Submitted to: Trends in Entomology
Publication Type: Peer Reviewed Journal
Publication Acceptance Date: September 1, 1998
Publication Date: N/A
Interpretive Summary: This study describes a new technique for marking insects. It provides rese conventional marking techniques that are used for insect mark-release-recap markers; such as paints, dyes, tags, and dusts are too large and heavy for marked insects with a vertebrate protein. In turn, insects marked with th enzyme-linked immunosorbent assay (ELISA) using a protein-specific antibody yto the assays used in medical industry to examine patients for the presenc detection of pregnancy, and for early diagnosis of disease. Marking insect represents a significant paradigm shift in the methods used to mark insects researchers to better monitor the dispersal patterns of insect pests and th is simple, inexpensive, persistent, and effective.

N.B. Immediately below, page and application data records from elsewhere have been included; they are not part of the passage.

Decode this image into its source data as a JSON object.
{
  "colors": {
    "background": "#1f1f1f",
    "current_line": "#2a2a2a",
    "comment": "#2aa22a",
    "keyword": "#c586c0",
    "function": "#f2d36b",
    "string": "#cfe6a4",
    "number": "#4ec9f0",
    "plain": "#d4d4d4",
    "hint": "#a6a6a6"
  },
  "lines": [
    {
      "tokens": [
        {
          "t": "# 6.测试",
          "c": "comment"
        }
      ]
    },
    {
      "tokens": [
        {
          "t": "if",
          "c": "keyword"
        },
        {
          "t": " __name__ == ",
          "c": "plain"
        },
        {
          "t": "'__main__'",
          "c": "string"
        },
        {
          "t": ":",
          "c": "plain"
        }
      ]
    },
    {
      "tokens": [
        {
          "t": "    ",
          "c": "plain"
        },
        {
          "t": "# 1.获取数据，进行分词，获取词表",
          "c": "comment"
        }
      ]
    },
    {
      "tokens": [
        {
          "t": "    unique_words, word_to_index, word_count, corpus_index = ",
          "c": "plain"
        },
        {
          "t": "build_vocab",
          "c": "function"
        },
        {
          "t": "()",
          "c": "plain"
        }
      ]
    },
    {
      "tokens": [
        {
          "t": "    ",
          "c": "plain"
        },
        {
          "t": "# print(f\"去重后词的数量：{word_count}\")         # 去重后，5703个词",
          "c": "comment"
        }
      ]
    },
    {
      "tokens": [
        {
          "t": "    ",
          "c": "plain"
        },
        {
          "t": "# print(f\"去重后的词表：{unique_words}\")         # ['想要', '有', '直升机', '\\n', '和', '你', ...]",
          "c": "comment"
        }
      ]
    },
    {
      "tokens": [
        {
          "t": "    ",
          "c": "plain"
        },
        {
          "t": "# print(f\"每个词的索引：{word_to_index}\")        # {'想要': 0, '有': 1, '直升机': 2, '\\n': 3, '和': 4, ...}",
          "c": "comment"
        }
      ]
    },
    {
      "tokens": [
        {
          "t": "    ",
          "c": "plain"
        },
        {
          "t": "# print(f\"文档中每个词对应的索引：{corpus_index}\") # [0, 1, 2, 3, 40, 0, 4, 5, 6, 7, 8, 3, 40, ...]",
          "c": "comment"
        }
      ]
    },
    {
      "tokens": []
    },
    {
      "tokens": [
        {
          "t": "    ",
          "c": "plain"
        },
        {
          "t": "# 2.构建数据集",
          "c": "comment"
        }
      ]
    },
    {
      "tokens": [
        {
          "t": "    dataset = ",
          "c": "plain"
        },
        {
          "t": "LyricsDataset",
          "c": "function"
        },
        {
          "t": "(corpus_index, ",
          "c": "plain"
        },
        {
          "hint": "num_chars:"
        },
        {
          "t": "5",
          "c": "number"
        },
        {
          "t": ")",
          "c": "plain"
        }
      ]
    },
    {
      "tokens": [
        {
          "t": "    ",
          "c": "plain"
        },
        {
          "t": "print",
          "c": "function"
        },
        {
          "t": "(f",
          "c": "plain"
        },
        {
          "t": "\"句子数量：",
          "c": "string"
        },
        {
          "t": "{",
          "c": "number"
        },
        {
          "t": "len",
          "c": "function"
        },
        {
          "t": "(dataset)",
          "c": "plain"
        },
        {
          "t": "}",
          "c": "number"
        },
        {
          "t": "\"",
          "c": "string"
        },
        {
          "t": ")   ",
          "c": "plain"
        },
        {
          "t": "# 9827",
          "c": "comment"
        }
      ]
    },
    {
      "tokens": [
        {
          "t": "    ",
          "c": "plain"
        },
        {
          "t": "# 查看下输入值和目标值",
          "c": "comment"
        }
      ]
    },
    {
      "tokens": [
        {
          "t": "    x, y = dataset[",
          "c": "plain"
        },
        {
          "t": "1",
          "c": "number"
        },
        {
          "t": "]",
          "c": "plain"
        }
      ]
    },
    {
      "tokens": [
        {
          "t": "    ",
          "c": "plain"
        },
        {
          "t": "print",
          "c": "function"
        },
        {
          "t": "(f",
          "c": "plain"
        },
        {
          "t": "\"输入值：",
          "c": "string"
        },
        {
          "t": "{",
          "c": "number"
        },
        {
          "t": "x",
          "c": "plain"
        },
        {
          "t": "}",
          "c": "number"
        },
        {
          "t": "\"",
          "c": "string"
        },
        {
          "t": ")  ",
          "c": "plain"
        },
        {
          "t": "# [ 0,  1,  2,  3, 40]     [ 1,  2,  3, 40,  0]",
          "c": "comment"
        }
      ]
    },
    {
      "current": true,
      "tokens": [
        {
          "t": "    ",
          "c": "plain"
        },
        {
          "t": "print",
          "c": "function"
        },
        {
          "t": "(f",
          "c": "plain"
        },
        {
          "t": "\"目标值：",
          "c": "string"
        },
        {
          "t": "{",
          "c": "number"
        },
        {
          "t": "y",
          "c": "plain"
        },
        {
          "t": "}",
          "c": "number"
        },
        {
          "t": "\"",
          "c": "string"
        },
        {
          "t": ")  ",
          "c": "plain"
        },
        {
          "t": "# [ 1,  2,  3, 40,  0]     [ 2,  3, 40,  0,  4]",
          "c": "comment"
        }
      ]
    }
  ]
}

An alternative to the conventional methods for marking arthropods for dispersal studies is described. Adult Trichogrammatoidea bactrae Nagaraja parasitoids were marked either internally by feeding on a honey solution labeled with rabbit immunoglobulin (IgG) or externally by topical application aqueous rabbit IgG. Marked and unmarked individuals were then examined for the presence of rabbit protein by a sandwich enzyme-linked immunosorbent assay (ELISA) using a rabbit IgG specific antibody. The protein marker was retained throughout the entire adult lifespan in almost every individual parasitoid marked as an adult, regardless of the application method used. In another test, pre-emerged parasitoids were marked by applying a topical solution of rabbit IgG directly on the parasitoid's host. Upon adult emergence, these parasitoids were assayed by ELISA for the presence of the protein marker. The marker was not retained well in those parasitoids marked while still enclosed in their host. The advantages of using vertebrate-specific proteins over the current marking techniques are discussed.